The supercilious plutocratic politician spoke with pretense of concern for the common folk. To some, conditions were so bleak that even a poser’s promise offered a ray of hope; for hopelessness is fertile ground for demagoguery.
On the other side, it is the elitism of the people’s party, similarly extending its hand of concern while the other hand is stuffed by money from bloated corporate donors.
There is no political party with authenticity. There are only insurgent candidates ringing a bell and brought down by the party apparatus.
I was in Toronto, Canada for five days and it was a fascinating experience. Talking with a number of cab drivers – all from different ethnicities – a common theme was evident. They were happy with Toronto, which is the fourth largest city in North America, cherished its diversity, low crime rate with strict gun controls, and grateful for affordable and accessible health care. Freely acknowledging high taxes, these individuals believed it was a fair trade-off.
Admittedly this is hardly a representative sample. However, when in New Orleans last year for the Pioneer Network conference, I found drivers telling a different tale: one of struggle, fear and weariness. When realizing I was from Colorado, all lit up (pun intended) with a smile, lamenting it will never happen in Louisiana. There was a hopelessness in their voice.
Reflecting back on the bloviated political process: its unfathomable length, corporate influences, drama, divisiveness, denigrations, character assassinations, ad nauseam, after all that we wind up with the two most unpopular and untrusted candidates in the history of polling.

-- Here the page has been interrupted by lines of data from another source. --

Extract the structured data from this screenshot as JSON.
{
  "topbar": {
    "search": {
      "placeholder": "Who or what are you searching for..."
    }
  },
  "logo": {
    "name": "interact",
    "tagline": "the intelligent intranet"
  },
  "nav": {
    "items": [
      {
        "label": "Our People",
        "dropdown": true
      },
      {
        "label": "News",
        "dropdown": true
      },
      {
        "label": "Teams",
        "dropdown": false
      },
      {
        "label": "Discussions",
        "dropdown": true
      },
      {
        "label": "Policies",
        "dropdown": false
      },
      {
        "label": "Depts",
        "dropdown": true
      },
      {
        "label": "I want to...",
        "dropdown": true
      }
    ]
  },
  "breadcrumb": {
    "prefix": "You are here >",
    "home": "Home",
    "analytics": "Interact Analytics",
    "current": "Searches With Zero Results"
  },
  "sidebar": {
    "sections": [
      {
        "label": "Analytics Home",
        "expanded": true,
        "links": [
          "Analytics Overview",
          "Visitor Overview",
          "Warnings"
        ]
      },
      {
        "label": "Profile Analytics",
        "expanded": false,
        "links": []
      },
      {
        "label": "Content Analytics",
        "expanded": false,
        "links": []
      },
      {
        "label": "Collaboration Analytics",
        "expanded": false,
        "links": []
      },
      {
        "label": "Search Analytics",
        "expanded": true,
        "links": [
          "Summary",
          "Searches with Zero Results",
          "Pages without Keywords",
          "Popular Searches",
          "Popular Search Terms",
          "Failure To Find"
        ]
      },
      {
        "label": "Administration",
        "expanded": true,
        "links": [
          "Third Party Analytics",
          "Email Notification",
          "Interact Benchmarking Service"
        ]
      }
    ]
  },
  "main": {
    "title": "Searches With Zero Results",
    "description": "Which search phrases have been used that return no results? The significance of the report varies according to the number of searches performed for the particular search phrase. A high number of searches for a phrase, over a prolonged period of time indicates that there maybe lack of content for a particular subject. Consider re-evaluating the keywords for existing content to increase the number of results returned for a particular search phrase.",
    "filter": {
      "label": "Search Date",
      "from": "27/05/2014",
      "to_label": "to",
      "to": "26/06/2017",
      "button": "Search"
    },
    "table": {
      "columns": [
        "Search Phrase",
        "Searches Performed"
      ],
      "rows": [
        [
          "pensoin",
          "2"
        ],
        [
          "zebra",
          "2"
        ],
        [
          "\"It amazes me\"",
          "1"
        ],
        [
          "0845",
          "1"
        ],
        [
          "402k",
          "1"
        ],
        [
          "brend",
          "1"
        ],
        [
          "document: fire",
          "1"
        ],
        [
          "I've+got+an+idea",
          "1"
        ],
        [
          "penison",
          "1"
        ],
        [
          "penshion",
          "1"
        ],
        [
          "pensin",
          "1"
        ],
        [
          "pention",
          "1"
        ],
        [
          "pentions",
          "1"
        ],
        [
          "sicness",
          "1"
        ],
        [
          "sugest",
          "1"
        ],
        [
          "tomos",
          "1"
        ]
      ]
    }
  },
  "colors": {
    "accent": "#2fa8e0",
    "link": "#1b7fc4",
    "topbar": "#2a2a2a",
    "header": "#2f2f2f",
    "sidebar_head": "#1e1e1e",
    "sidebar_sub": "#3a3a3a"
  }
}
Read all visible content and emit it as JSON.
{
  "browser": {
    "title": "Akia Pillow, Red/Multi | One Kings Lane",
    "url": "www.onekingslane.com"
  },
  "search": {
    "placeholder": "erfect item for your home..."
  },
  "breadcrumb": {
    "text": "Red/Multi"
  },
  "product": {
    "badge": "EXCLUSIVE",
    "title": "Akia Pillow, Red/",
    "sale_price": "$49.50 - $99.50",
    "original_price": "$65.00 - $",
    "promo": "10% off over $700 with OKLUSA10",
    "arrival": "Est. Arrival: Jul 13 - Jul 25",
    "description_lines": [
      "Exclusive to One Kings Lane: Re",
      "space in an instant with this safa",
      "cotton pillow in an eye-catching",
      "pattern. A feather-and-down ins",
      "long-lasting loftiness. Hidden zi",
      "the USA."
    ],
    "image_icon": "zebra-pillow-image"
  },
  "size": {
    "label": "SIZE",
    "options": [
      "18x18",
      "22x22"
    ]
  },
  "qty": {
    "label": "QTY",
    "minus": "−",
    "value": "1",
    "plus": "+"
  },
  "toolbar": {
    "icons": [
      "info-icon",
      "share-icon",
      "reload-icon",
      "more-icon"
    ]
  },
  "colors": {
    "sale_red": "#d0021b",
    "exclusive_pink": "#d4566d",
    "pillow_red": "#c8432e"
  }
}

If that is not an indictment of the two party system, what is? Neither candidate, once again, in my opinion, exuded the qualities of servant leadership: humility, truthfulness, and transparency. One may fairly argue that one candidate was more experienced, prepared, and deserving, and I voted for that one, yet despaired over the whole bloody mess of a process.
The system failed us and recriminations and shaming abound in lieu of essential soul searching and humbleness. The strongest military power in the world is eliciting fear and despair among some of our own citizens (particularly minorities and immigrants), intensified by massive economic disparity, failing education, expensive and sometimes unaffordable health care and an insidious xenophobia.
What appears to work in Canada is certainly not happening here. When our President expresses admiration for the Philippine president, boasting of murdering extra judiciously so called drug dealers, we have lost the claim to be “a shining city on the hill.”
The two party system didn’t just fail in 2016. It’s been eroding over the decades, with less than 50 percent voter turnout, and large special interests dominating both parties. I believe we need to transcend this; that state and federal restrictions and obstacles should be eviscerated and promote fresh growth. To get growth one needs to pull out the weeds. It is time.